People are complicated. We each have multiple selves, which emerge or don’t depending on context. If we’re going to address problems, we need to understand the contexts and how these tendencies emerge or don’t emerge. We need to design policies around that knowledge. Cutting off financing for this sort of research now is like cutting off navigation financing just as Christopher Columbus hit the shoreline of the New World.

A version of this op-ed appeared in print on July 8, 2011, on page A23 of the New York edition with the headline: The Unexamined Society.

Comment 119:

Thank you David Brooks. In the spirit of this wonderful Op Ed piece, I submit this and hope this works: Read "The Beggar" submitted by Lisa B. Youngclaus for the Yale 50th Reunion Book "1000 Voices" a month ago. This written by her husband Bill Youngclaus III, class of '61, whose career was in advertising, a month before his death in 2006.

A black man tugged at my sleeve,

       asking for some change

I was startled to be so close to him, a man

       I had rejected many time before, but

from a distance.

       I had always shrugged no, implying

that I had no change

       Which of course we both knew was a lie.

But this time this close, I could see he

       was not so old,

And his smell, while not fresh was clean.

       His eyes caught mine while I fumbled

In my own crumpled pocket.

       My eyes stuck to his, seeing a time

when he was cared for by another's


don't do that my love, watch out my


And he would laugh oh so hard know-

       ing he was loved,

Attended to, and he would slap his

       mamma's face

In mock discord, waiting for the hug

       that would

Surely come. And then, and then...I

       don't know.

Something painful probably happened


By worse, and then worse even still,

       until he arrived

Here to tread on other's mercy, his only


That I, and others, change their minds.

Recommended by 4 Readers

Saturday, July 9, 2011

Dan Kucera and His Waterlawg Blog

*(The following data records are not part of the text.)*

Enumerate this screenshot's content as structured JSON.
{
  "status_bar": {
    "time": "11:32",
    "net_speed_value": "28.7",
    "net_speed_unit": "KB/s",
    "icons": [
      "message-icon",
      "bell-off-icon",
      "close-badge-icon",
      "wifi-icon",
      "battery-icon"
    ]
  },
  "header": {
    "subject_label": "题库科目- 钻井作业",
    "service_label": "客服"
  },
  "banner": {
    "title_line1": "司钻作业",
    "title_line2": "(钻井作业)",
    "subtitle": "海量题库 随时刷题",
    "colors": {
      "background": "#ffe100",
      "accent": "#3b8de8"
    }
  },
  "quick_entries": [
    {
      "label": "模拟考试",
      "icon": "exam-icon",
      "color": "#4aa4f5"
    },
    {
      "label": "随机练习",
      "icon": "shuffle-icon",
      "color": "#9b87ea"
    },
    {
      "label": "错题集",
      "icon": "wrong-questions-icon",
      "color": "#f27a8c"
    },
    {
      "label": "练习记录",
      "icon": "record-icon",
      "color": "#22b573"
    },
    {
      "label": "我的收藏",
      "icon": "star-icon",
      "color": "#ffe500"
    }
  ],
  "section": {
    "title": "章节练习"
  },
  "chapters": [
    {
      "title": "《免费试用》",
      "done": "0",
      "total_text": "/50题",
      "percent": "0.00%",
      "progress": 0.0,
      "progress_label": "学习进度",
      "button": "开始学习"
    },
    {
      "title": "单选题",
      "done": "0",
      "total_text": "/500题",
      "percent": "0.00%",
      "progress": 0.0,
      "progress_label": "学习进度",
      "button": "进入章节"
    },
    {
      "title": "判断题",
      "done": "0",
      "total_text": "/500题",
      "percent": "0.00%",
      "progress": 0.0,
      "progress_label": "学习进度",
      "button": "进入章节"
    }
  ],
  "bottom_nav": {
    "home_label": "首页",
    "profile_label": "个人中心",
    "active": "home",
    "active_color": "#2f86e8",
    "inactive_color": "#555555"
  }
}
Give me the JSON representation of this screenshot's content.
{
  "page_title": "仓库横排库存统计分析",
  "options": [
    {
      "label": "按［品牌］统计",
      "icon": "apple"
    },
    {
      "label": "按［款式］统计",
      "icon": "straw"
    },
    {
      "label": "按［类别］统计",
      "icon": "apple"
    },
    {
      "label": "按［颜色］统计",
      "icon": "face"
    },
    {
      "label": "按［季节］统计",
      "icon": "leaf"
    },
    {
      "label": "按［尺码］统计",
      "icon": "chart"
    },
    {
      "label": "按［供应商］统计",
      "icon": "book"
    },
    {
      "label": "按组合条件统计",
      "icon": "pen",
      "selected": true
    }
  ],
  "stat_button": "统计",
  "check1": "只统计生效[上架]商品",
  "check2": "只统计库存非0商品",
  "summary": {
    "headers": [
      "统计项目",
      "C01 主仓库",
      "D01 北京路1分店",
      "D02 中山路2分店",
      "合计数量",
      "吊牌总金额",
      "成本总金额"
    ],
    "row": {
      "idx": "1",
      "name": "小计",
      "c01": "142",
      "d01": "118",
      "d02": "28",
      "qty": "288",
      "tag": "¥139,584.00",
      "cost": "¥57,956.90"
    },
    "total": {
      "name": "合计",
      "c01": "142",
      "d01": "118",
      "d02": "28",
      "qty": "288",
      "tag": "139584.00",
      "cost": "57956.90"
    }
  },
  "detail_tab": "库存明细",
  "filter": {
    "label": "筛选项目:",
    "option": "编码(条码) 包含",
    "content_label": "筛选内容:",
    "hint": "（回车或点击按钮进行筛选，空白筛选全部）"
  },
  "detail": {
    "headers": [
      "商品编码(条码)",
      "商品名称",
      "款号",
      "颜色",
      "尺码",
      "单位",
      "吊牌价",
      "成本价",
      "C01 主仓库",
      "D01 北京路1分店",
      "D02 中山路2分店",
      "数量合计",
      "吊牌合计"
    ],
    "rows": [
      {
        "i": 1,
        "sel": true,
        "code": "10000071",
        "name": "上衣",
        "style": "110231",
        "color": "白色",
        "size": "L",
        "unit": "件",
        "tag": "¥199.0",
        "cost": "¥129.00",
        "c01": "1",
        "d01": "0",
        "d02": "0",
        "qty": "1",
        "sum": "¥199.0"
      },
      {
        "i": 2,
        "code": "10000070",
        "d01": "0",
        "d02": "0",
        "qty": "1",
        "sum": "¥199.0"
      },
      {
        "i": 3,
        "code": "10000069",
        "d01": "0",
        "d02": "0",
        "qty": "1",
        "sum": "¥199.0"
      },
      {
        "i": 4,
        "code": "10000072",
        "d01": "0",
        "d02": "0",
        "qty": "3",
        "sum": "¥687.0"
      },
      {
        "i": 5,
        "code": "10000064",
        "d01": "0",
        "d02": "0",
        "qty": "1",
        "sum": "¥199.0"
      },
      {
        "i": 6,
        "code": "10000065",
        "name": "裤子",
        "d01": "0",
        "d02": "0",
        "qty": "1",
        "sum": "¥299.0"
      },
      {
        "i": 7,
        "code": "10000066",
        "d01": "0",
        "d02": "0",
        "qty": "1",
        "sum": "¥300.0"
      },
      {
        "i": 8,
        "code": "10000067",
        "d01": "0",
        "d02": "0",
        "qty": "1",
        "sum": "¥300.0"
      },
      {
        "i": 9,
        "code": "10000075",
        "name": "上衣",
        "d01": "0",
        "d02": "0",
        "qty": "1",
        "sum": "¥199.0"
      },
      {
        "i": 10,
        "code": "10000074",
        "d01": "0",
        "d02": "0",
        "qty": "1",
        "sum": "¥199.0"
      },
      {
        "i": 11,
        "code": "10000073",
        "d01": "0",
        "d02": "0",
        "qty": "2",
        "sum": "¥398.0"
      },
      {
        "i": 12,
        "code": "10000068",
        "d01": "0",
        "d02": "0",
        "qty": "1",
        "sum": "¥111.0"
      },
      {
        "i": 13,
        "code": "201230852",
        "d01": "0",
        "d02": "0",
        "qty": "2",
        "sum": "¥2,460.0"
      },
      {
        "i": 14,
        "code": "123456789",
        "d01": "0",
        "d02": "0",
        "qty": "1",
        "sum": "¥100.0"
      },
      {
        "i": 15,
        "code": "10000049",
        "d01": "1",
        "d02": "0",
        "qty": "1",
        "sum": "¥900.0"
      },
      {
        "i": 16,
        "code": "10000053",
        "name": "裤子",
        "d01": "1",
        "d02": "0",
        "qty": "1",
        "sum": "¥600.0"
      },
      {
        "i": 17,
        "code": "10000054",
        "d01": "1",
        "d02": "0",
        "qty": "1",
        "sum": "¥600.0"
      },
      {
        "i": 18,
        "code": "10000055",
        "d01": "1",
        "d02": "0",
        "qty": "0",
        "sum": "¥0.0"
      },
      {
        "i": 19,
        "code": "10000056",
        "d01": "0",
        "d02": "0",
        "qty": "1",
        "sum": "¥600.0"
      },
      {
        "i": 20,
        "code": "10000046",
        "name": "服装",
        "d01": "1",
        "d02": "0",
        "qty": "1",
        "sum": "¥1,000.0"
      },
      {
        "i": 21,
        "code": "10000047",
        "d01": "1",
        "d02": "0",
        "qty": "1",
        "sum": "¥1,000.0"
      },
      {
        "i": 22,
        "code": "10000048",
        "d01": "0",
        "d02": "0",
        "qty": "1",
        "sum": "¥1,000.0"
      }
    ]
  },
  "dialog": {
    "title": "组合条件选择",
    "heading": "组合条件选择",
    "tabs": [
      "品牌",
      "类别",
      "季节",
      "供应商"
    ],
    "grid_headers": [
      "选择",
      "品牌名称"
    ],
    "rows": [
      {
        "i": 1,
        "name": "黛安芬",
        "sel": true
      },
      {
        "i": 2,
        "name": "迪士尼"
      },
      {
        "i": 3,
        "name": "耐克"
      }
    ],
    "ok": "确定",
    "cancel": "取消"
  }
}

A good friend, classmate at college and law school, and one of the funniest writers, Dan Kucera, was at our 50th reunion.  I discovered he has a blog It is well written and humorous.  I have added it to my short list of worthwhile blogs.